It was cloudy but dry, a good day for cycling except it became chilly by late afternoon. Also, my helmet was probably on too tight so my head hurt.
The expedition ended two hours later, with front tyre still firm. I felt proud. This was the first independent longish bike ride I’ve done on my new bike.
Tomorrow, I will squeeze the front tyre to see if it’s lost much air. In the mean time, I’ve been pondering the strange mental bath tub image. I now know what it means.
As kids, Jason and I had a number of blow up vinyl toys (didn’t everyone?). For example, we had blow up baseball bats, which we used to swat each other.
Once a few rounds of swatting had occurred, these inflatables would eventually start losing air. I remember dad taking various inflatable toys to the bathroom, putting them in a full bath tub of water, and squeezing them. We then followed the stream of bubbles back to the indistinguishable location of the leak.
The inflatable was then dried and patched with sticky tape. And thus, it lived to fight another day.
There was one aspect of the strike that did cause a twinge of envy. The London Cycling Campaign ran ‘BikeTubes’ over the two strike days. Experienced and novice cyclists joined together to travel en masse along designated routes, thus forming the cycling equivalent of a tube line.
I live too close to work for any of the BikeTube routes to be useful, which is a shame because I really enjoyed the one crowd cycling event I’ve been on.
The BikeTubes were so successful that they are now a permanent fixture on Transport for London‘s calendar.
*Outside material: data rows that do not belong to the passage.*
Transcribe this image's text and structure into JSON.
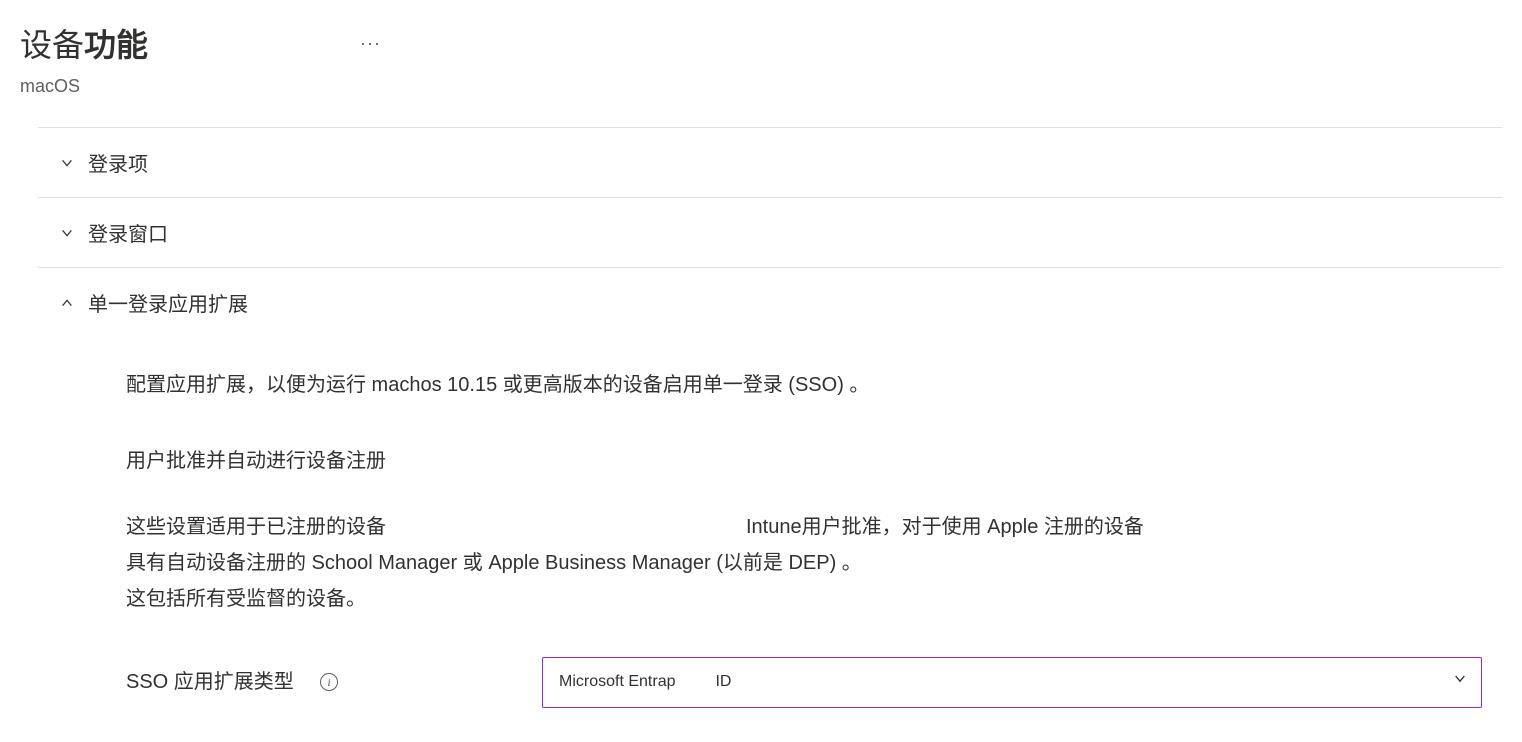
{
  "header": {
    "title_part1": "设备",
    "title_part2": "功能",
    "subtitle": "macOS"
  },
  "sections": {
    "login_items": "登录项",
    "login_window": "登录窗口",
    "sso_extension": "单一登录应用扩展"
  },
  "sso": {
    "description": "配置应用扩展，以便为运行 machos  10.15 或更高版本的设备启用单一登录 (SSO) 。",
    "subheading": "用户批准并自动进行设备注册",
    "body_line1a": "这些设置适用于已注册的设备",
    "body_line1b": "Intune用户批准，对于使用 Apple 注册的设备",
    "body_line2": "具有自动设备注册的 School Manager 或 Apple Business Manager (以前是 DEP) 。",
    "body_line3": "这包括所有受监督的设备。",
    "form": {
      "label": "SSO 应用扩展类型",
      "selected_value_a": "Microsoft Entrap",
      "selected_value_b": "ID"
    }
  }
}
Cycle Fridays allow new cyclists to experiment with riding into work in the safe company of trained marshals from the London Cycling Campaign.
Last Friday as I waited to cross the road to get to work, I saw a BikeTube of people go past me. It looked fun.
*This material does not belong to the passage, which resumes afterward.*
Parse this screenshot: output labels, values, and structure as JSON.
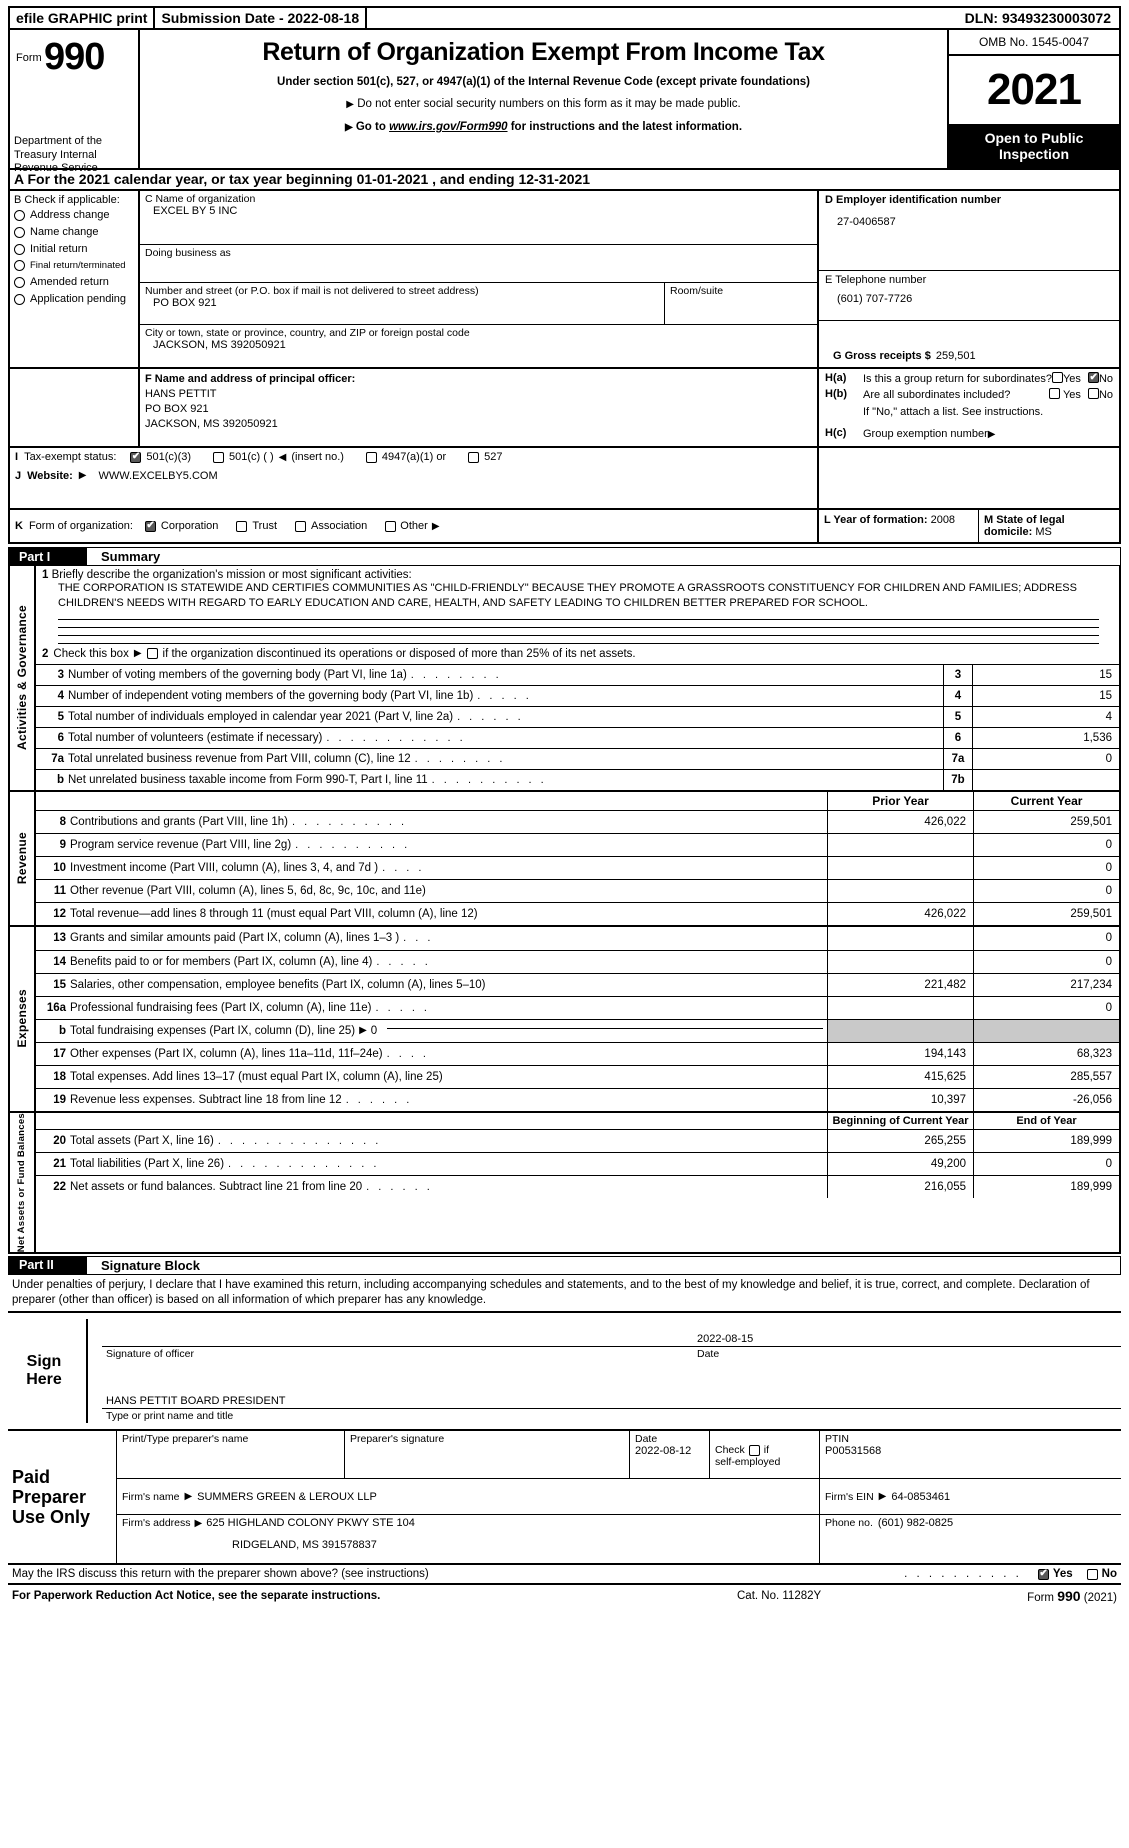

Today I joined the 22 mile (35 km) ride around Camden, a large borough of London.
I am the queen! I rule! I went up all the hills, even as people around me were dismounting and wheeling their bikes.
I had so much fun. At 10am, I arrived at Camden town hall, one cyclist amongst 80. There were road bikes, a chopper bike (a pedal-powered low riding Harley-style bike), a Swedish army bike (red and built like a tank), a beautiful Dutch-style Bobbin cycle, two Bromptons, and four other Dahons. Over the course of the ride, I sped up or dropped back to chat with my fellow Dahon owners about the model of their bike, if they liked their wheel size, if they took their bikes on the train, how heavy the bikes were…
A lot of people rode up to admire my bike. ‘Yes, she’s shiny because she’s new,’ I say. ‘She has hub gears and I can change gear without pedalling.’
When you’re in a mass of 80 cyclists, you own the road. We had around ten stewards, fast and nimble cycle instructors in bright yellow who shepherded the group like sheep. They stopped traffic for us. We ran red lights. People on the street cheered. Some got angry. I didn’t care.
‘What are you campaigning for?’ bystanders shouted.
‘Cycling!’ we said. ‘Hooray for bikes!’
The ride took five hours, with one rest at Regent’s Park and another at the the British Museum. We had lunch at Golder’s Hill and ended at Hampstead Town Hall. We went through all my favourite places: Covent Garden, Holborn, Charlotte Street, Hampstead Heath, Kilburn High Street, Camden Town…
I almost gave up at the 20 mile mark. I was thirsty, my rear end was (still is) very sore, and we were coming up to my home. I resisted temptation and pushed through the final steep hill to coast into Hampstead village.
I am the queen, queen of the road! I fear nothing, no red buses, no roundabout can defeat me now!